*** Supplied information ***

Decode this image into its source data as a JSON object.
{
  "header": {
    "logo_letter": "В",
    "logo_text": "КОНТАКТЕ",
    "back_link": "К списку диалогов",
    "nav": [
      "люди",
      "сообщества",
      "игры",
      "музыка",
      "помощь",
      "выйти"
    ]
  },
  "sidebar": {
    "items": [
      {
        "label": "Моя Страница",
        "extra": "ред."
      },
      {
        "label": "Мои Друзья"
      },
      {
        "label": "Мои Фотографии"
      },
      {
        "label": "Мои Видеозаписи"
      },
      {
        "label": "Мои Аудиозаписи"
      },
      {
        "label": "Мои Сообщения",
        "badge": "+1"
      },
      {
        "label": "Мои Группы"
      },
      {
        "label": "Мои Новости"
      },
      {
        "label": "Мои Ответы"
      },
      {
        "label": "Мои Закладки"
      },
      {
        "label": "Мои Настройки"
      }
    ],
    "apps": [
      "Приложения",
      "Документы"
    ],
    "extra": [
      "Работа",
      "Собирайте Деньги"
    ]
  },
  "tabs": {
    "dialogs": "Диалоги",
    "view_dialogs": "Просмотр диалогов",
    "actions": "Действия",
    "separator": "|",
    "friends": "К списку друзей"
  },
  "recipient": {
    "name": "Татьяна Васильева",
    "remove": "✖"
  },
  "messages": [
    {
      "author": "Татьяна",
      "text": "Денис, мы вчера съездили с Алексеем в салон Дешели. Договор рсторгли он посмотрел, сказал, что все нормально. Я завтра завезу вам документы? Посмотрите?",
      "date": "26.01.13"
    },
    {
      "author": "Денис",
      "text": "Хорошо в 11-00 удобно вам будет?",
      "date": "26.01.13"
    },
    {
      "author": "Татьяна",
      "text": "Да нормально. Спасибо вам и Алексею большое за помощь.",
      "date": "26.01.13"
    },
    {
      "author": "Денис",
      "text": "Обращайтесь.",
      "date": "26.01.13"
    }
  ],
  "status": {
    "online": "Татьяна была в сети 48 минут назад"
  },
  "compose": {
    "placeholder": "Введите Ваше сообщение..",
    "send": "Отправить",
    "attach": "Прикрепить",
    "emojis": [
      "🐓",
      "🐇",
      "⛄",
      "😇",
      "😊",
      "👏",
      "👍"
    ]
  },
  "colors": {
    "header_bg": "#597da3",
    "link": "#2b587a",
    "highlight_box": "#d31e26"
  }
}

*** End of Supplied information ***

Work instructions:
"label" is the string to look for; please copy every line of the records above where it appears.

Answer box:
        "label": "Моя Страница",
        "label": "Мои Друзья"
        "label": "Мои Фотографии"
        "label": "Мои Видеозаписи"
        "label": "Мои Аудиозаписи"
        "label": "Мои Сообщения",
        "label": "Мои Группы"
        "label": "Мои Новости"
        "label": "Мои Ответы"
        "label": "Мои Закладки"
        "label": "Мои Настройки"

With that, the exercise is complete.